Welcome to Lausanne
Built on three hills, the city of Lausanne twinkles above Lake Geneva’s gentle mists, and the Savoy Alps rise like a theatrical backdrop beyond. Its location is as delicately beautiful as a Chinese painting, and as the setting sun glows cadmium on the water, it would be easy to imagine that Lausanne is a fairytale city, a place of dreamy wanderings and innocent peace. In part, it may be- but it is also a commercial powerhouse, a place where the Olympic Committee, Nestle and Philip Morris have their headquarters, where financial and scientific institutions thrive and invest- which makes this city exceptionally successful, in every sense. Its streets may not be paved with gold but they are lined with wealth, its buildings as elegantly regal as any Viennese Palace, and its medieval old town as neat and clean-swept as an illustration in a children’s history book.
Down by the lake, at Ouchy, swans gather beside super-yachts, and children eat ice creams in the flower gardens, while exquisitely well dressed citizens stroll by on their daily walk, tiny dogs in tow. It is hard to feel unhappy, sitting on a sun-warmed stone by the lake, as passengers board the old-fashioned paddle-steamer and ducks bob in its wake. Back in the town, there are café tables spilling onto the pavements, and in Winter, cosy restaurants serving ten kinds of fondue. In the snow, Lausanne is grand and graceful- in the sun, its lake and mountains shimmer with promise.
Cathedral de Notre Dame
Café De Grancy
Hotel De La Paix
Hotel du Lac- Anita Brookner. Set on the shores of Lake Geneva.
Daisy Miller- Henry James. Set in nearby Vevey

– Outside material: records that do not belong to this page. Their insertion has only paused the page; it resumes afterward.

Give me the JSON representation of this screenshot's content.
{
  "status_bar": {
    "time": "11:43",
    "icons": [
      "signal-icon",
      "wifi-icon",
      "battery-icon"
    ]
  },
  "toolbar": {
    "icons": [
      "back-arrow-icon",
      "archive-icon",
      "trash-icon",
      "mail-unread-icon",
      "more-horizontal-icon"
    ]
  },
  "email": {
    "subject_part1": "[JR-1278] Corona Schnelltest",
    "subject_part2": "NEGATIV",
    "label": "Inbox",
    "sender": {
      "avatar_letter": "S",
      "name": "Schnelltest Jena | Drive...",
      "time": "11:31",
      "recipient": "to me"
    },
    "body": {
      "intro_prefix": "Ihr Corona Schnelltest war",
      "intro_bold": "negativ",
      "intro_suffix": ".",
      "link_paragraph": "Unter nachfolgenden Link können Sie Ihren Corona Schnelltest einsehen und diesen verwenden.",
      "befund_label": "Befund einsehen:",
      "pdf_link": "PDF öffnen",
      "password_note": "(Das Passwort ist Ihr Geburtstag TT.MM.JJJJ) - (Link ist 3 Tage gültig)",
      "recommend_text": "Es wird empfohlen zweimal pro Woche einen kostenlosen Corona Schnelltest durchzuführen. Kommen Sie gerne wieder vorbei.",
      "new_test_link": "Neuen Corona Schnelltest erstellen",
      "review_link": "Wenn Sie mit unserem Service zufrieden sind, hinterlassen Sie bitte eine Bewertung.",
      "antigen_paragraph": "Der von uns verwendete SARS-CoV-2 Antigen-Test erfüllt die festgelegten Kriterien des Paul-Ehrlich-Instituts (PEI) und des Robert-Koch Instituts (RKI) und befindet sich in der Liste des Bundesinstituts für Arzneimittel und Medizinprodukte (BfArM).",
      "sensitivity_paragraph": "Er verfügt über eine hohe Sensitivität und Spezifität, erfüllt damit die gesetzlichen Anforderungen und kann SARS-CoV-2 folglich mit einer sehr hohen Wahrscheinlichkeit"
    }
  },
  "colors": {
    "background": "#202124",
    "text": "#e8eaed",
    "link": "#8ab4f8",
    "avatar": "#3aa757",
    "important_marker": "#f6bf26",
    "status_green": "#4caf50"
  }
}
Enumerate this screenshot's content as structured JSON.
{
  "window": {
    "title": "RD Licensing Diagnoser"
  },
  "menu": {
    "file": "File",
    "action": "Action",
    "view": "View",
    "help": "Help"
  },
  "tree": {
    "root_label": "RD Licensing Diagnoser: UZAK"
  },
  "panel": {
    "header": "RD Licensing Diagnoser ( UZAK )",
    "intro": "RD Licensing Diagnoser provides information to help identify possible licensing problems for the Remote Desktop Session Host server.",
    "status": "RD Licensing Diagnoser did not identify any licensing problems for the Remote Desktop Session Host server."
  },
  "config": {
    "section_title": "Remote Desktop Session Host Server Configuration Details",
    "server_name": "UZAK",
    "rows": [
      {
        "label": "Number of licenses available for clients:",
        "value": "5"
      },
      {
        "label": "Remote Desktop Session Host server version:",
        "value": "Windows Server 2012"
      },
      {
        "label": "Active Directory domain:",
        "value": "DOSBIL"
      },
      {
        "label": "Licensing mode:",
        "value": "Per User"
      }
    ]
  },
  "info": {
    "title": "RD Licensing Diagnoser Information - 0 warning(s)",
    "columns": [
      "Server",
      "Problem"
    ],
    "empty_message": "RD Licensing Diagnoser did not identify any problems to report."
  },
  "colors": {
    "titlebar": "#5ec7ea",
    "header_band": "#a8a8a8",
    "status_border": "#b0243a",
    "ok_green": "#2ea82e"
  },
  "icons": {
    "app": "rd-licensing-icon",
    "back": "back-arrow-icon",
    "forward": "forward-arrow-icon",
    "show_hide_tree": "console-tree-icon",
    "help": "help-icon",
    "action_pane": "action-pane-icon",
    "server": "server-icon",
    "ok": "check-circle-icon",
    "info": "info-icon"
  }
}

Merci Pour le Chocolat by Claude Chabrol (A thriller partly filmed in Lausanne)
Symphony No. 4 Lausanne (1992) Leonardo Balada
Lausanne is easy to walk round, and the public transport system is excellent, so it isn’t necessary to drive into the centre- much of the old town is pedestrianised.

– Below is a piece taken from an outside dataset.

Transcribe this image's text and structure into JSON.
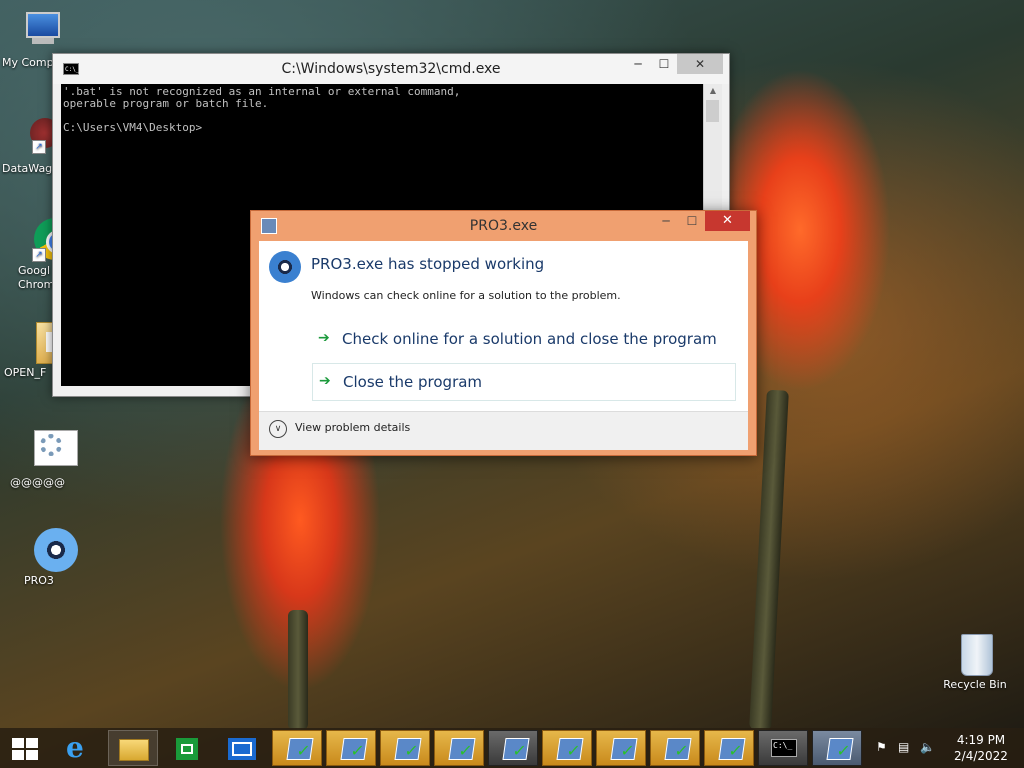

There are plenty of restaurants and bars in the old town area, which are less expensive that those by the lake. Fondue is a speciality; try the Rue De Bourg for a good selection of eating places.
Service is always included on the bill- only tip if the service was outstanding.

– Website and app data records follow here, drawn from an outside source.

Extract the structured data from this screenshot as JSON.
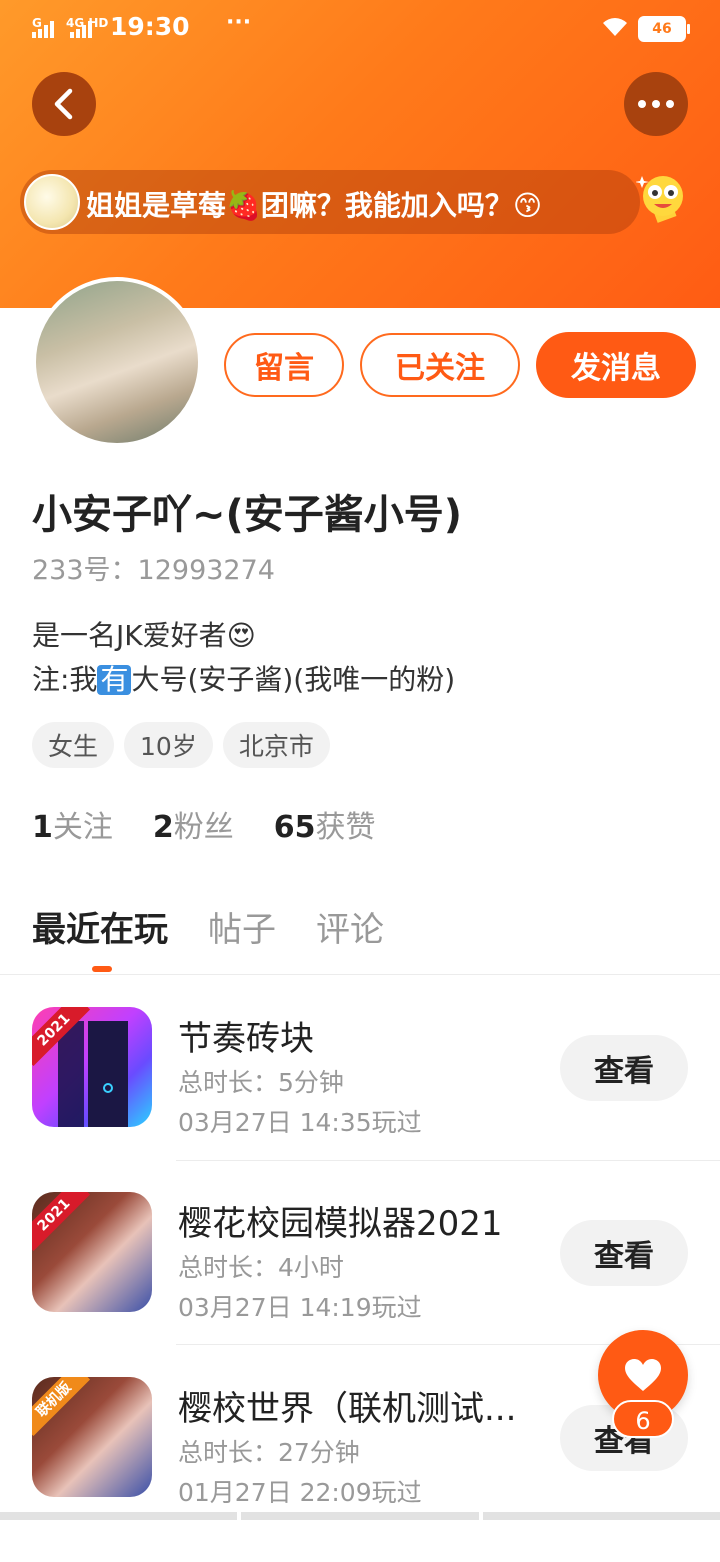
{
  "status_bar": {
    "carrier1": "G",
    "carrier2": "4G HD",
    "time": "19:30",
    "more": "···",
    "battery": "46"
  },
  "header": {
    "banner_text": "姐姐是草莓🍓团嘛？我能加入吗？😙",
    "back_icon": "chevron-left-icon",
    "more_icon": "more-horizontal-icon",
    "accent": "#ff6a1a"
  },
  "actions": {
    "message_board": "留言",
    "following": "已关注",
    "send_message": "发消息"
  },
  "profile": {
    "name": "小安子吖~(安子酱小号)",
    "uid": "233号：12993274",
    "bio_line1": "是一名JK爱好者😍",
    "bio_line2_prefix": "注:我",
    "bio_line2_box": "有",
    "bio_line2_suffix": "大号(安子酱)(我唯一的粉)",
    "tags": [
      "女生",
      "10岁",
      "北京市"
    ]
  },
  "stats": {
    "following_count": "1",
    "following_label": "关注",
    "fans_count": "2",
    "fans_label": "粉丝",
    "likes_count": "65",
    "likes_label": "获赞"
  },
  "tabs": [
    "最近在玩",
    "帖子",
    "评论"
  ],
  "games": [
    {
      "title": "节奏砖块",
      "duration": "总时长：5分钟",
      "played": "03月27日 14:35玩过",
      "badge": "2021",
      "button": "查看"
    },
    {
      "title": "樱花校园模拟器2021",
      "duration": "总时长：4小时",
      "played": "03月27日 14:19玩过",
      "badge": "2021",
      "button": "查看"
    },
    {
      "title": "樱校世界（联机测试...",
      "duration": "总时长：27分钟",
      "played": "01月27日 22:09玩过",
      "badge": "联机版",
      "button": "查看"
    }
  ],
  "like_fab": {
    "count": "6",
    "icon": "heart-icon"
  }
}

Car: Look for ‘P + R’ signs to find car parks with fixed longer rates – daily or nightly – though prices vary depending on the car park. It is advisable to use Lausanne’s public transport.
Public Transport: A free bus and metro pass – valid for two weeks – is given to every hotel in the city. Otherwise, tickets can be bought from a machine at every stop. There are two main Metro lines that travel throughout the centre and into the suburbs – the M1, due North from Ouchy and the M2, due West -with destinations at every landmark and place of note. Buses are regular and abundant – there’ll be a bus stop a few minutes in any direction. The LEB company also run trains to the outer suburbs. Tickets are priced by distance, though there are daily and weekly tickets available for a fixed rate from station kiosks.
Your Swiss Pass can grant access to free public transport and discounted exhibitions and public attractions in ‘Switzerland’s San Francisco’.
Bikes can be hired from Lausanne Roule, just outside the Lausanne Roule metro station, for very reasonable daily prices – 6 CHF for a day with a 90 CHF daily deposit. Bear in mind that the city itself is quite steep, though cycling is very popular by the lakeside.
Tourist Office Avenue de Rhodanie 2 Lausanne 021 613 73 73
Holidays in Lausanne
French Roads To Florence
From 13 days
Paris, Lyon and Lausanne.
Towns, Cities & Lakes
From 9 days
A SWISS ROAD TRIP
From 13 days